**Records shown**.
-- Opening Marker --
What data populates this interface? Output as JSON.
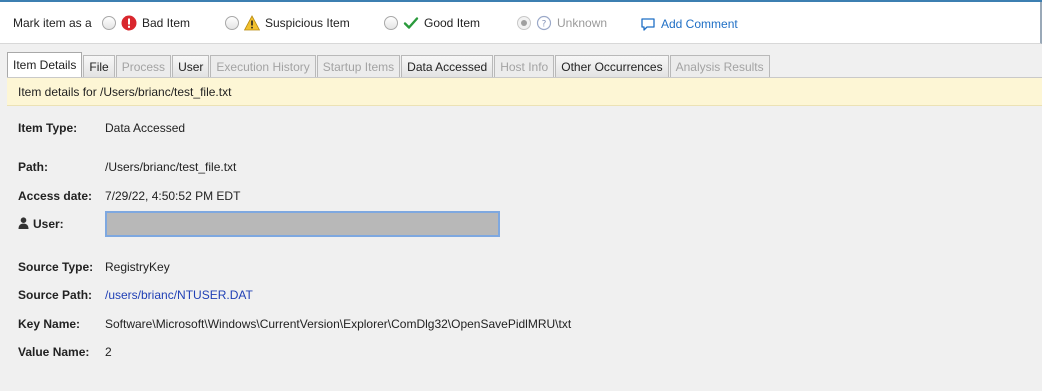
{
  "markbar": {
    "label": "Mark item as a",
    "options": [
      {
        "label": "Bad Item",
        "icon": "bad-item-icon",
        "selected": false,
        "disabled": false
      },
      {
        "label": "Suspicious Item",
        "icon": "warning-icon",
        "selected": false,
        "disabled": false
      },
      {
        "label": "Good Item",
        "icon": "checkmark-icon",
        "selected": false,
        "disabled": false
      },
      {
        "label": "Unknown",
        "icon": "question-icon",
        "selected": true,
        "disabled": true
      }
    ],
    "add_comment": "Add Comment"
  },
  "tabs": [
    {
      "label": "Item Details",
      "state": "active"
    },
    {
      "label": "File",
      "state": "enabled"
    },
    {
      "label": "Process",
      "state": "disabled"
    },
    {
      "label": "User",
      "state": "enabled"
    },
    {
      "label": "Execution History",
      "state": "disabled"
    },
    {
      "label": "Startup Items",
      "state": "disabled"
    },
    {
      "label": "Data Accessed",
      "state": "enabled"
    },
    {
      "label": "Host Info",
      "state": "disabled"
    },
    {
      "label": "Other Occurrences",
      "state": "enabled"
    },
    {
      "label": "Analysis Results",
      "state": "disabled"
    }
  ],
  "details": {
    "header": "Item details for /Users/brianc/test_file.txt",
    "item_type_label": "Item Type:",
    "item_type": "Data Accessed",
    "path_label": "Path:",
    "path": "/Users/brianc/test_file.txt",
    "access_date_label": "Access date:",
    "access_date": "7/29/22, 4:50:52 PM EDT",
    "user_label": "User:",
    "user_value": "",
    "source_type_label": "Source Type:",
    "source_type": "RegistryKey",
    "source_path_label": "Source Path:",
    "source_path": "/users/brianc/NTUSER.DAT",
    "key_name_label": "Key Name:",
    "key_name": "Software\\Microsoft\\Windows\\CurrentVersion\\Explorer\\ComDlg32\\OpenSavePidlMRU\\txt",
    "value_name_label": "Value Name:",
    "value_name": "2"
  },
  "colors": {
    "accent": "#3c7fb1",
    "link": "#1f6fc5",
    "info_bar": "#fdf6d5",
    "bad": "#d9272e",
    "warning": "#f2c12e",
    "good": "#2a9a3c"
  }
}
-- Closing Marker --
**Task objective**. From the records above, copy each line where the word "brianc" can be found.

**Output for this task**.
    "header": "Item details for /Users/brianc/test_file.txt",
    "path": "/Users/brianc/test_file.txt",
    "source_path": "/users/brianc/NTUSER.DAT",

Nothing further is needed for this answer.